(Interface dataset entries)
# # # # # # #

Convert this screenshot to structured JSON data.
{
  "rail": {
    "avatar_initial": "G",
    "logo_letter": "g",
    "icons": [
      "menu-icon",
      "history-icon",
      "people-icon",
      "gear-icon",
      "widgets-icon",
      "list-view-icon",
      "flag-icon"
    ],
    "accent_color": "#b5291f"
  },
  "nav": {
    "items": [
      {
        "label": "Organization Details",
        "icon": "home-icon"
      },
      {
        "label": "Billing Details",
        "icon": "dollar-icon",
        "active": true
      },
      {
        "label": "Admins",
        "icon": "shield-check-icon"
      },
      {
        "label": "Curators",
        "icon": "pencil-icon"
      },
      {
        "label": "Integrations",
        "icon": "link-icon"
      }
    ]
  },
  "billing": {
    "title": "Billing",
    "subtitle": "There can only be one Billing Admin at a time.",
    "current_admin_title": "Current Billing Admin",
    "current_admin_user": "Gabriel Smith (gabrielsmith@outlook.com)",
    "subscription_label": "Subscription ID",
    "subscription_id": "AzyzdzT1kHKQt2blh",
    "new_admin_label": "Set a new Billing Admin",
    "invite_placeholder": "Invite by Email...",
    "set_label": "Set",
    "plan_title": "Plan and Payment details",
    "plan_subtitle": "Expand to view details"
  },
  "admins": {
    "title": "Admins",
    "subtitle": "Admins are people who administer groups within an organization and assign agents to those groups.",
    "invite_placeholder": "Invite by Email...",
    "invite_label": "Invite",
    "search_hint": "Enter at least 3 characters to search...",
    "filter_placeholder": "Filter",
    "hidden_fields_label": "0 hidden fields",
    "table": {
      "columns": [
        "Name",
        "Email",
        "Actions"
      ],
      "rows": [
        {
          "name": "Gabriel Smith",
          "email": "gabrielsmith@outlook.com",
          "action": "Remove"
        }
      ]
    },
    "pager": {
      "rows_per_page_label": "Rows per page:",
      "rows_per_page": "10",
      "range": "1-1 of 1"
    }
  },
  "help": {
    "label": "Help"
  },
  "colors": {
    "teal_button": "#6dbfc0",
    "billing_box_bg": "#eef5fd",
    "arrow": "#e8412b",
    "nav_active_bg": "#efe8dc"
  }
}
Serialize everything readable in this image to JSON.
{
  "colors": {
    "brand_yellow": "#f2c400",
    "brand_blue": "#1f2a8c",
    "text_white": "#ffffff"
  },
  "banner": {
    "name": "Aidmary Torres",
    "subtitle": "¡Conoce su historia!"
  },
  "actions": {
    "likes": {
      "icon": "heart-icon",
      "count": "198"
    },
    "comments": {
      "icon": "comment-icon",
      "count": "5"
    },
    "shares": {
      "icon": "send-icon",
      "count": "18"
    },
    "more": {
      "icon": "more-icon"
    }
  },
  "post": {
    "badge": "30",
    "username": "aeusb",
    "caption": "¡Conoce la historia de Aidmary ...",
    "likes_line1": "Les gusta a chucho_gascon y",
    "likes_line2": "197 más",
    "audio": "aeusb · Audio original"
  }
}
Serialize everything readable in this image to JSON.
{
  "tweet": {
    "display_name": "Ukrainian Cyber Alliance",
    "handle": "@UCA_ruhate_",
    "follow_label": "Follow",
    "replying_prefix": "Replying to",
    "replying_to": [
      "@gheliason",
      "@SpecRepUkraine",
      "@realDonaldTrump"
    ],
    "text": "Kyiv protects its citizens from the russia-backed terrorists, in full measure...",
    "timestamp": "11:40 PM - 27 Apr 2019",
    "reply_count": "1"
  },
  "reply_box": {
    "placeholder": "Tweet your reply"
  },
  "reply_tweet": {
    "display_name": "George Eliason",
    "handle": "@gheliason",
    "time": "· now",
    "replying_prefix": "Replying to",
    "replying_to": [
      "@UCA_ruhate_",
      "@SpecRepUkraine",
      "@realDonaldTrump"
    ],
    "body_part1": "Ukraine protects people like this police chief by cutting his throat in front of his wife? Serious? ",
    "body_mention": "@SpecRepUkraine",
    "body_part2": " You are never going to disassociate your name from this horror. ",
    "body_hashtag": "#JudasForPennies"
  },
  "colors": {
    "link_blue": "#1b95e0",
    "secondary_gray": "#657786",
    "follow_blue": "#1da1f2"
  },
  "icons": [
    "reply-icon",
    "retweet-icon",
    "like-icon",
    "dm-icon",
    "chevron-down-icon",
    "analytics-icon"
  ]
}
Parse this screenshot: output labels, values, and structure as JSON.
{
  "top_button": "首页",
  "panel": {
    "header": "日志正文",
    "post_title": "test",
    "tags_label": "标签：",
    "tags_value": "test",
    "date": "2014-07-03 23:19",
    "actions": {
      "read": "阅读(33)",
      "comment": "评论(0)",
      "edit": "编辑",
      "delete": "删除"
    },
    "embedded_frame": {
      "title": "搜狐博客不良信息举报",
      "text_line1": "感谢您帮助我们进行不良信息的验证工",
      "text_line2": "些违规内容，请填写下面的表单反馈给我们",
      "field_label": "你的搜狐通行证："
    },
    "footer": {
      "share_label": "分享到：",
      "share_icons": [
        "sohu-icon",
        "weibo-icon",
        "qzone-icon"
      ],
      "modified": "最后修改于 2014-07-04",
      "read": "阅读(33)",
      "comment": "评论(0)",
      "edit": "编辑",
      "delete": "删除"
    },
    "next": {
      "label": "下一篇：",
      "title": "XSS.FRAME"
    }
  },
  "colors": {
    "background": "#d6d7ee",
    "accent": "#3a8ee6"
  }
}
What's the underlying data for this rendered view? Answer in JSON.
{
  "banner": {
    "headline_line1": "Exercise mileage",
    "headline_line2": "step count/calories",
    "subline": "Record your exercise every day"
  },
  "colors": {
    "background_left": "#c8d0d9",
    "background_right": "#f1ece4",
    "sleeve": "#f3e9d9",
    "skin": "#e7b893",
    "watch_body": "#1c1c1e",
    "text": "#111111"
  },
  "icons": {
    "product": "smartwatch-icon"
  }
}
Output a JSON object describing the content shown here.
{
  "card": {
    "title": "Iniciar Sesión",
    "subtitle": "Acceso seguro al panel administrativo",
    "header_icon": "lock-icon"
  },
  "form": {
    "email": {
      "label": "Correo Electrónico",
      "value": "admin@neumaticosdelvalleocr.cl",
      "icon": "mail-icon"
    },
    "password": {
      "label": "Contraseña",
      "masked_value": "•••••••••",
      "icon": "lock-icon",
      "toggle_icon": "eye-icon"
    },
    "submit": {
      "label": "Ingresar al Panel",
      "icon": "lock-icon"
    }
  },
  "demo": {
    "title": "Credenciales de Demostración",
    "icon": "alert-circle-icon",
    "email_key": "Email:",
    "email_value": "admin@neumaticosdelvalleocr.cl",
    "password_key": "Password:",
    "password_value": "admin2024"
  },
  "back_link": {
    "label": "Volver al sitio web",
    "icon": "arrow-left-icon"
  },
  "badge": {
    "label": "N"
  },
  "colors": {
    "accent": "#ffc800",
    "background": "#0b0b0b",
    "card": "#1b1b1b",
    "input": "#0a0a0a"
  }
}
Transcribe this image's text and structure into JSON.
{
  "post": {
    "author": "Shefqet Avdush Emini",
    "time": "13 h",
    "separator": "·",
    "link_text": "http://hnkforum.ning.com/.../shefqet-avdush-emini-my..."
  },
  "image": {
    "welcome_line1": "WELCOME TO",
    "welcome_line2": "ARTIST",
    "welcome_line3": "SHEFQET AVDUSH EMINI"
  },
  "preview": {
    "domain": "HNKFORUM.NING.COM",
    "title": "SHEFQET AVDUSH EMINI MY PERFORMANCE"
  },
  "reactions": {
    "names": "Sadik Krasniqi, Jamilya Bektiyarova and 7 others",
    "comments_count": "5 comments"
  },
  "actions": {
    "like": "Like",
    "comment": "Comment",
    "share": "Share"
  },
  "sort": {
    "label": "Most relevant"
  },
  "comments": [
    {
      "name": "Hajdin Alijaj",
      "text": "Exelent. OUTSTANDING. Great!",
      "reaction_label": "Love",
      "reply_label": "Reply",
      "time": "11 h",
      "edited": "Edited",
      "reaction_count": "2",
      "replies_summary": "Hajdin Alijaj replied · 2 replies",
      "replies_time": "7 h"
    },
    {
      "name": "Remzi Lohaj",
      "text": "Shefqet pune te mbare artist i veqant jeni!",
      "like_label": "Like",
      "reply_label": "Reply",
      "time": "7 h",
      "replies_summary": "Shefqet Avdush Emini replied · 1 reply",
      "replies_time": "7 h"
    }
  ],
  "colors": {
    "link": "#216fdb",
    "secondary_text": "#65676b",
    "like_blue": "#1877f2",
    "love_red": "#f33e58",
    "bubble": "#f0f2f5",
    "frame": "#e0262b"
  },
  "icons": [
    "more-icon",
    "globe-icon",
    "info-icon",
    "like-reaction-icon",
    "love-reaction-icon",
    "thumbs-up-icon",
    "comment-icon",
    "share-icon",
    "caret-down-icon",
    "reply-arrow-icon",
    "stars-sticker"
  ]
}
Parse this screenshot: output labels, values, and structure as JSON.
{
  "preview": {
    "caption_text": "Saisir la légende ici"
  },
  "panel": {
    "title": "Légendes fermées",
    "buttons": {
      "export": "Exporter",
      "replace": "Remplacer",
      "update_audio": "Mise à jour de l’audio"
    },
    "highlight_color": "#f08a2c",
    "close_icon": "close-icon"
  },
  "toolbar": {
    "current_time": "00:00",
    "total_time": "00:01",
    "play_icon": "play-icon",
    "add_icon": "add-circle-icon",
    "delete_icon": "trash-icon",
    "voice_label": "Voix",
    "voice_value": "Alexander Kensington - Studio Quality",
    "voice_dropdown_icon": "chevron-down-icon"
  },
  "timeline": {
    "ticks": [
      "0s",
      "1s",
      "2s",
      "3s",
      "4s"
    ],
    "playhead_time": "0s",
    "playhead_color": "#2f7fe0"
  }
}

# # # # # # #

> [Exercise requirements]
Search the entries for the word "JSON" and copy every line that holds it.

> [Task response]
Convert this screenshot to structured JSON data.
Serialize everything readable in this image to JSON.
Serialize everything readable in this image to JSON.
Parse this screenshot: output labels, values, and structure as JSON.
What's the underlying data for this rendered view? Answer in JSON.
Output a JSON object describing the content shown here.
Transcribe this image's text and structure into JSON.
Parse this screenshot: output labels, values, and structure as JSON.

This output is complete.